Anyone who knows me or has the misfortune of being my facebook friend will know that there are few people more in love with our current president than me (including possibly Michelle). I really really love him (and his big ears and even bigger brain) and what he's done for me personally because I am LGBT and a woman and a student and an atheist. But five years later, I still have a bone to pick.
Hillary Clinton was rejected as the Democratic nominee five years ago. Not because she had a vagina (or at least no one will admit to that as their reason for rejecting her), and not because she was a mother, but because she was publicly perceived as a "bitch." We all remember watching Hillary's hecklers yell "Iron my shirt!" at her town hall meetings and public appearances. I heard from male peers (Stanford undergrads, so an admittedly self-selective sample of progressive, young, and privileged men) that they couldn't relate to her and she never smiled and seemed "uptight" and "barely human." A Gallup poll from 2008 showed that she was regarded most strongly in the following three categories: "experienced," "qualified/capable of being president," and "dislike her." Seriously??
Thankfully, when Hillary was finally driven to tears in public, fellow woman-in-charge Maureen Dowd (and Pulitzer-winning journalist) at the Times finally confronted the issue.

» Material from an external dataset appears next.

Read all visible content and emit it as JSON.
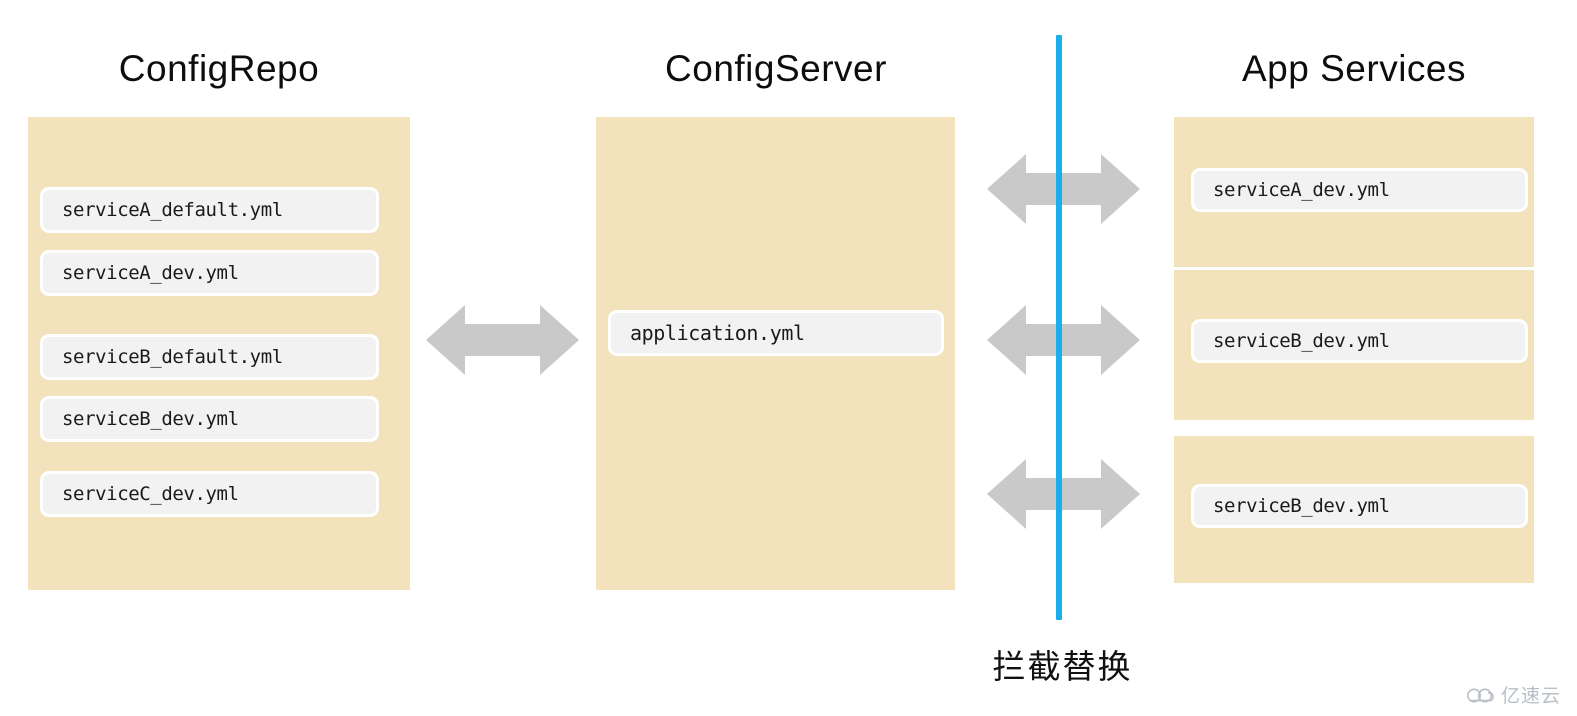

“I actually have emotions,” [Clinton] told CNN’s John Roberts on a damage-control tour. “I know that there are some people who doubt that.” She went on “Access Hollywood” to talk about, as the show put it, “the double standards that a woman running for president faces.” “If you get too emotional, that undercuts you,” Hillary said. “A man can cry; we know that. Lots of our leaders have cried. But a woman, it’s a different kind of dynamic.”
In a super interesting article comparing the public opinion differences between Hillary and Michelle, researchers at the University of Illinois analyzed public opinion data on the two would-be first ladies from 1992 to 2008. Their results indicated that "spouses who embody the traditional role of first lady tend to be more popular, while spouses who assume an active role in advocating policy, such as Hillary Clinton, garner less support." This study also concluded that most to-be first ladies generate highly polarized reactions along partisan lines, but that more traditional spouses evoke a less divisive response. This reminded me of the backlash Michelle Obama faced for trying to tackle childhood obesity in America through legislative efforts, and how she's now trying to stay under the radar during election season for this contested issue.
We are now four years after the findings of this University of Illinois article, and Hillary has served extensively as Secretary of State and harmoniously within the Obama administration. So when will it be her turn?